Bonding to Polyurethanes
Bonding is a critical process in manufacturing, especially when a product or subcomponent requires a secure grip between two or more materials. While there are several bonding methods to consider, a chemically bonded process generally offers far greater reinforcement, design flexibility, and overall improved performance. In this post, we will discuss the benefits of bonding with thermoset polyurethanes and provide insight to help you in your product design process.
How to Bond Thermoset Polyurethanes to Other Materials
When it comes to cast or Reaction Injection Molded (RIM) products, thermoset polyurethanes are commonly used for their two-part liquid system and customizable properties. There are two basic bonding methods to ensure a successful grip between polyurethanes and other materials, chemical bonds and adhesives. A chemical bond can naturally develop during the chemical reaction in a molding process.

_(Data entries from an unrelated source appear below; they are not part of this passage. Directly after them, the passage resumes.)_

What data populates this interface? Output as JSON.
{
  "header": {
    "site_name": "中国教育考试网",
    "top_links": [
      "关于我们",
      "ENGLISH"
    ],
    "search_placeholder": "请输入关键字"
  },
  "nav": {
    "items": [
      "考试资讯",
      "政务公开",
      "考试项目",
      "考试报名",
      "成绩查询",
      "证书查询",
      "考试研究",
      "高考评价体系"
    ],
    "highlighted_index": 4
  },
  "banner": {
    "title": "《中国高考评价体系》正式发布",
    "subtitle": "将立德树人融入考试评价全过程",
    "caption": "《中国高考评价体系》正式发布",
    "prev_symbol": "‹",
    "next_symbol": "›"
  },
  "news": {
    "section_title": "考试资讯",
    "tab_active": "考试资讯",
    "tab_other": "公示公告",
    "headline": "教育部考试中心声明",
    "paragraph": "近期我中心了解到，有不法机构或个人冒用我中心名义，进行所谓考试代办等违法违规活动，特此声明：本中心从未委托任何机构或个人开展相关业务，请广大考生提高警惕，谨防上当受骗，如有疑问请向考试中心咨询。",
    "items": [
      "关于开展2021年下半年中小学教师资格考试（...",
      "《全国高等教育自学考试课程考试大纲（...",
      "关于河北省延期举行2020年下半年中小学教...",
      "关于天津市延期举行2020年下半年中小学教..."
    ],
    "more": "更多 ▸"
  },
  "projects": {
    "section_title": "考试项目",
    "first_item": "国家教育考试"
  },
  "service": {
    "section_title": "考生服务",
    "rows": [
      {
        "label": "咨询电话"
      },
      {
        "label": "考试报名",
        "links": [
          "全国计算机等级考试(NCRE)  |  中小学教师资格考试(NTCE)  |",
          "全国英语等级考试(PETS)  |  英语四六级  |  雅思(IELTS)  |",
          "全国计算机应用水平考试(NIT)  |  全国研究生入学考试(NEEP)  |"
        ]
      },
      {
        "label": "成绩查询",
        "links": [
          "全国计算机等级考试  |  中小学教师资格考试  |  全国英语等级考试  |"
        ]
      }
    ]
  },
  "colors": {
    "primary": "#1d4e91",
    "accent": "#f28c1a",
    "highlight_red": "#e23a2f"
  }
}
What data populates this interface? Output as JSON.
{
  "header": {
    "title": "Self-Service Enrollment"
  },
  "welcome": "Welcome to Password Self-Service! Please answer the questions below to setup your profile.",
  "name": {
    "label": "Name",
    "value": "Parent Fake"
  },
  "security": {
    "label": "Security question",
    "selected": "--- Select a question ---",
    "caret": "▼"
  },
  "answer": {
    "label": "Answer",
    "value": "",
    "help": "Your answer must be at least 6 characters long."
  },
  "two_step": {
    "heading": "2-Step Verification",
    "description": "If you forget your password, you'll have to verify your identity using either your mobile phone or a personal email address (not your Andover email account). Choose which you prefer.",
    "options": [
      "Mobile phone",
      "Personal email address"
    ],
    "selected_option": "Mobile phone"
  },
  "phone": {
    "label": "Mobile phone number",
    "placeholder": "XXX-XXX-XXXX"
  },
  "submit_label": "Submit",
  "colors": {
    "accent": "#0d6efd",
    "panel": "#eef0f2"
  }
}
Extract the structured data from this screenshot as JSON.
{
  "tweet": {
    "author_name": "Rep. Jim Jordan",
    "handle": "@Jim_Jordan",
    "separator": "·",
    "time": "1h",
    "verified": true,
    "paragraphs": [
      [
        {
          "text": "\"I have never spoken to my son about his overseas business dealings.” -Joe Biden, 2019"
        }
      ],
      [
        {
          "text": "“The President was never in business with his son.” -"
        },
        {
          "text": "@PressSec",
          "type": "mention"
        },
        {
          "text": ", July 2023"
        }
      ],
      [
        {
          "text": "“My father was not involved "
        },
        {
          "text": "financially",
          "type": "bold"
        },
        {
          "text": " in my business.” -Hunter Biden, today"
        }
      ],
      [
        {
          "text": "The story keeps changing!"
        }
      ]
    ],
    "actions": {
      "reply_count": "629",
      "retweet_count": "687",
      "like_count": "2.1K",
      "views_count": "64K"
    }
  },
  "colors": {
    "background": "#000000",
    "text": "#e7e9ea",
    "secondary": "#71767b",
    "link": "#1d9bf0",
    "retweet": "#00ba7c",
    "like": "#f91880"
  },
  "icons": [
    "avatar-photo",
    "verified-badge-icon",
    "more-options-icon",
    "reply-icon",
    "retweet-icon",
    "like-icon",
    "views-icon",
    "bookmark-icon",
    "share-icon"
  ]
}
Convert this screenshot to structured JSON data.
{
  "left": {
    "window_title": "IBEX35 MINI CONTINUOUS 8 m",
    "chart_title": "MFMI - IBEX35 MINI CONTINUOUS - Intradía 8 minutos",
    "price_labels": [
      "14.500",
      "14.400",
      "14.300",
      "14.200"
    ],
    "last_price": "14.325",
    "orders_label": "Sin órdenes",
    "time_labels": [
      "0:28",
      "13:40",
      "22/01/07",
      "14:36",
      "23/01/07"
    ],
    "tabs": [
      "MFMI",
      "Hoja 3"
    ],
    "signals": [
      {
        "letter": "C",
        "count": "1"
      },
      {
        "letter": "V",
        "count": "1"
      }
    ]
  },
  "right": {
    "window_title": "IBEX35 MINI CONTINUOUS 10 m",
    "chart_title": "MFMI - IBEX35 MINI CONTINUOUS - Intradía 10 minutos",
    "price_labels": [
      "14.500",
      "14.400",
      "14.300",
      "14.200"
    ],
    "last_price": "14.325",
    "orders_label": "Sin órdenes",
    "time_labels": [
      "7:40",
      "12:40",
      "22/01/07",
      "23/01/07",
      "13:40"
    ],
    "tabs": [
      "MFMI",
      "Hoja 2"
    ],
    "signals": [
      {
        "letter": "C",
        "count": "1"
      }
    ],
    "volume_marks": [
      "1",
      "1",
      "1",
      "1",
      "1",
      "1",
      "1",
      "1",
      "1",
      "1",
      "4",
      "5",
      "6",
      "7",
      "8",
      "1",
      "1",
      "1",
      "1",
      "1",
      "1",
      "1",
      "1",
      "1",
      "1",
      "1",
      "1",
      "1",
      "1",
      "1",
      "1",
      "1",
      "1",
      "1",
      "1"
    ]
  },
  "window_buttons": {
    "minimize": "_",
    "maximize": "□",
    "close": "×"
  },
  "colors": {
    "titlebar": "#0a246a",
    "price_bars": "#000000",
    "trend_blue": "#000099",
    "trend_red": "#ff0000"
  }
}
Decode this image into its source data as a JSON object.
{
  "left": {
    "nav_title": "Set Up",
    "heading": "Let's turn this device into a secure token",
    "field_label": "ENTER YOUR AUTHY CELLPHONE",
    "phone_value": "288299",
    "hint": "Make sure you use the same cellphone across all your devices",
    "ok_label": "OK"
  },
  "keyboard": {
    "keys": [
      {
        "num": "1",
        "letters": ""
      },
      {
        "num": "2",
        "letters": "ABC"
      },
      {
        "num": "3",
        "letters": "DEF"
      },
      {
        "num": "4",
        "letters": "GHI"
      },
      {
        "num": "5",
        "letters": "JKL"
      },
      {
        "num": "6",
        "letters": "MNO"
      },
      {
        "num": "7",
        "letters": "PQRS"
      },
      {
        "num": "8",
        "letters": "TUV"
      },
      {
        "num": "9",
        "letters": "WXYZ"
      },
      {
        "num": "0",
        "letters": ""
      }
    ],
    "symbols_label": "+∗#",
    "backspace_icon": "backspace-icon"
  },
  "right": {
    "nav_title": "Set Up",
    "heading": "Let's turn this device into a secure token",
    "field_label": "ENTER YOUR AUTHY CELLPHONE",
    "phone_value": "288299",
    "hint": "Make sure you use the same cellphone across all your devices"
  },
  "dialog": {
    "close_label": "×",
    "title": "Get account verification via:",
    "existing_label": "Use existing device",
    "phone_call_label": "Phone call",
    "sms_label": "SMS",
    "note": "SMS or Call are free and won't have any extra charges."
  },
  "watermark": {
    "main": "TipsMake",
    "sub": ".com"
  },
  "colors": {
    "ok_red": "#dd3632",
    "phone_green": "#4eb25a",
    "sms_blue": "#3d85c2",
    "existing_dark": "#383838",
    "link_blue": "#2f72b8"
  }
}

This method is considered ideal for materials that feature compatible chemistries and manufacturing processes. Materials that do not feature compatible chemistries will require the use of an adhesive to assure a proper bond. With the right surface preparation and proper adhesive, superior quality and strength can be achieved to meet a product's specification.
Advantages of Bonding Polyurethanes to Other Materials
Bonded materials are generally used in products that face extreme stress or environmental conditions, such as wheels, rollers, or bumpers. At MPC, we often bond thermoset polyurethanes to a wide range of materials including metals, plastics, and rubber for improved performance and durability. Below are a few examples to demonstrate the benefits of thermoset polyurethanes bonded to other materials.
Polyurethane & Metal
With the help of adhesives, thermoset polyurethanes can virtually bond to any type of metal for long-lasting performance. In most cases, the urethane will wear overtime before the bond ever breaks in operation. For this reason, paper & media handling applications typically require bonded rollers to ensure the urethane remains put, even at high-rotating speeds.
Polyurethane & Polyurethane
Multi-layer constructions are commonly designed to perform different tasks at once. Bonding with thermoset polyurethanes, in particular, offers a unique combination no other materials can achieve alone. For instance, this multi-layer component features a solid layer bonded to an open cell foam. Both materials combined create excellent abrasion resistance, Coefficient of Friction (COF), & self-cleaning properties.
Polyurethane & Plastic
There are various types of plastics to choose from. As previously mentioned, compatible plastics can eliminate the need for adhesives when bonding to thermoset polyurethanes. Take our inline speed skating wheels, for instance. This high-performance wheel features a thermoplastic hub. The chemistry of the hub is compatible with our materials to form a natural chemical bond.
Whether it's through a chemical bond or adhesives, thermoset polyurethanes can virtually bond to anything! When determining the appropriate bond for your product design, it is important to consider your product's function and environmental conditions. To further explore if thermoset polyurethane is a good fit for your product design, complete our design tool, here, or download Durethane material data sheets below.